Can you hear me gagging? I am.
There’s nothing sweet or cute about sharing when it comes your personal, private data, information and opinions. Our clients, (our people), post about almost everything that they do and think. And then, there’s the emails: massive emails overflowing with information and implications.
The next time that you sign into Instagram, Twitter, Facebook, or start a PhD dissertation-length email, read the following rules and be guided accordingly:
1) Keep it short. And once you’re sure that it’s short, make it shorter. Edit, edit, edit. The more that you write, the more likely that at some point in the future, you’ll regret what you wrote and you’ll offend someone you actually care about offending.
2) Especially when it comes to emails, follow Rule #1 above, and don’t include any private information about your relationships or your finances. If a professional under contract with you needs private or financial information, then deliver it in person, over the phone, or at least in a password protected communication.
3) Assume that anything that you post or email will be read in court someday. The number of times that our Firm has used opposing party’s or witnesses’ social posts or emails against them in litigation is just about dizzying. And, yes, the bad guys have done the same thing to our own people whom we work so hard to protect and defend. But, we can’t protect you from your own literary brilliance if you’ve written things that are relevant to your case.
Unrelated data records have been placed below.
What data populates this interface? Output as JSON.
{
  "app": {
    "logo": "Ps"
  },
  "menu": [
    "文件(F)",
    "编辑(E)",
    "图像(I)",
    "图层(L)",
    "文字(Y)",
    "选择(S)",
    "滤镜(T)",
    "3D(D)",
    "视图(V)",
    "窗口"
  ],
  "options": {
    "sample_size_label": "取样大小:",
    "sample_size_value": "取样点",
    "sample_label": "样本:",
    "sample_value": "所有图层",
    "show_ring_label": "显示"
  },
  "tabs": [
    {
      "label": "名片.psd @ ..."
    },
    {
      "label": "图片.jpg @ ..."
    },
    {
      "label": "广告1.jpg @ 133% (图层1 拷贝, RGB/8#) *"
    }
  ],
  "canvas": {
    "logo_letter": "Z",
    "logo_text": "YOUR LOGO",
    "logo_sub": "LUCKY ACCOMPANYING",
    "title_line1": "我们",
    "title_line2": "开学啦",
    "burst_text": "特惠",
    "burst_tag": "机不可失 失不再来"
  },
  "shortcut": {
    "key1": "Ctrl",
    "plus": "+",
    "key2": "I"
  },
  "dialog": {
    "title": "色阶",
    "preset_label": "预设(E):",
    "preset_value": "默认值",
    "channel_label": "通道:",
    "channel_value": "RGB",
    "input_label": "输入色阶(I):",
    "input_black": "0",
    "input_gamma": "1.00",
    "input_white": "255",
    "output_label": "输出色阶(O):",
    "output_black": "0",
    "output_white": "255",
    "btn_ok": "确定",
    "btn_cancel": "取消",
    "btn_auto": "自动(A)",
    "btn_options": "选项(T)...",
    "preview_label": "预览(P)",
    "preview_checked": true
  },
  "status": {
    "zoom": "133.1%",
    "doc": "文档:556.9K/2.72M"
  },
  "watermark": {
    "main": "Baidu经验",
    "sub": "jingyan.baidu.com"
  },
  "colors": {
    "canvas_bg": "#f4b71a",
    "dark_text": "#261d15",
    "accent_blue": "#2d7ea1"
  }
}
Sharing is sweet when it’s at home and whispered lovingly and carefully. Ugh. It’s not OK when it’s online.
Share guacamole. Share m&m’s. Don’t share personal, financial or any other information or opinion that you wouldn’t post on a highway billboard for the rest of your life.